At 11:12 on 22.1.1999, Kenji Schwarz wrote:

> On Fri, 22 Jan 1999, Kristian Jensen wrote:
> > Here's an idea: Judean-Sanskrit. I know there a group of Jews that
> > live in India. As to when and how they got there, I really don't
> > know. But perhaps a Judean language could arise in India if history
> > presented itself differently.
> Off on a tangent, it seems odd that among all the Indo-Europeanists around
> here, no one has done an Indo-Iranian-based conlang.  Even with my
> undergrad degree in Sanskrit-do-you-want-fries-with-that?, I'm not
> volunteering for this, mind you, but it would be interesting.  It would
> sort of round out the con-IE family, along with Brithenig, Jameld,
> Sevorian, etc.
> Kenji Schwarz

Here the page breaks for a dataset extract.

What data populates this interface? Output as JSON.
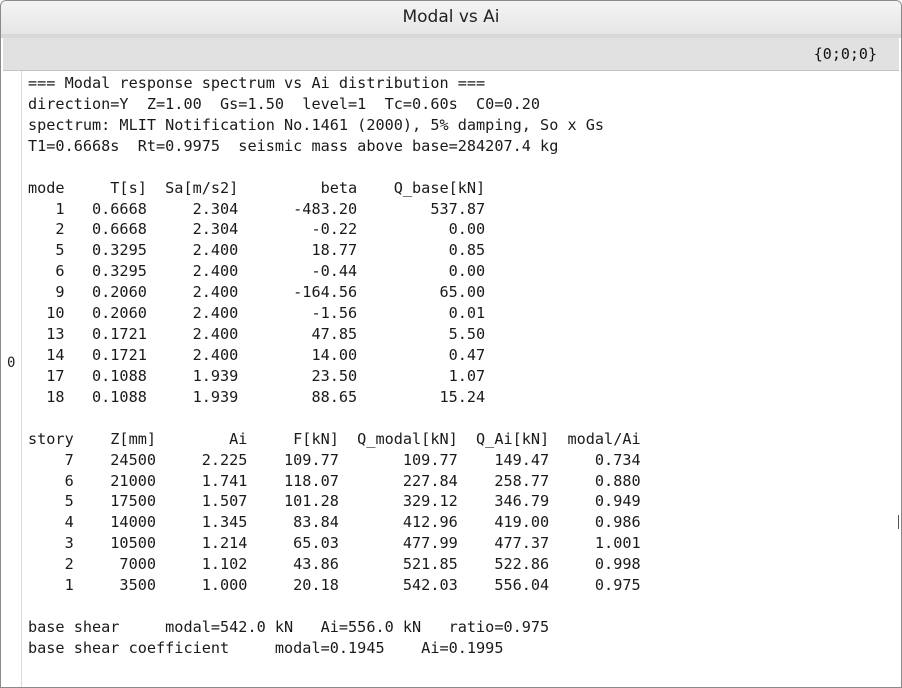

In fact I have recently been playing around with the idea that a group of
Alani or Sarmatians -- speakers of "Scythian" north Iranian languages north
of the black sea, before Goths and Slavs coming from the north and Turks
and Mongols coming from the east ousted them -- had survived somewhere.
There are quite many possible "somewheres" available, since the Alani
wandered together with the Visigoths into Spain, where they disappear from
the light of history (by learning Ibero-Romance, farming and Catholic
Xianity -- I don't know if they were "heathen" or Arian like their
Visigothic allies when they entered Spain. BTW the name "Alani" is of
course derived from *Aariyaana, the ancient form of the word "Iran"; all
the Iranian languages at one point merged /r/ and /l/, and having the value
[l] for the sound is one characteristic of the western branch of north
Iranian.  (Other Iranian languages later re-acquired /l/ through loans, and
in some [D] developed into /l/.)

 As for the Sarmatians one group of these had entered Roman service and
been sent to Britain to provide heavy cavalry against the Picti and those
invading Germanians who were eventually to conquer the land.  There are
several elements of Arthurian myth that may derive from this Sarmatian
element: the Roman aristocrat who commanded the Sarmatian force was named
Artorius, to begin with!  The Sword-in-the-Stone motif may derive from the
Scythian use of a sword stuck down into the earth or into a log of wood as
an object of worship -- perhaps representing the martial Iranian god
Mithra, defender of treaties, oaths, pastures and truth in general, who was
believed to have been born from the Earth.  The Sarmatians are also known
to have used dragon-shaped windsocks for standards, which would be the
origin of the name Pendragon.  Last but not least they invented heavy
cavalry as such, so central to the medieval concept of knighthood.

One Iranian-speaking people, the Jasses, came as refugees to Hungary in the
eleventh century and had a vocabulary of their language written down on a
blank page in a book of tax-rolls before disappearing into the Magyar


    B.Philip Jonsson <[log in to unmask]>

        Solitudinem faciunt pacem appellant!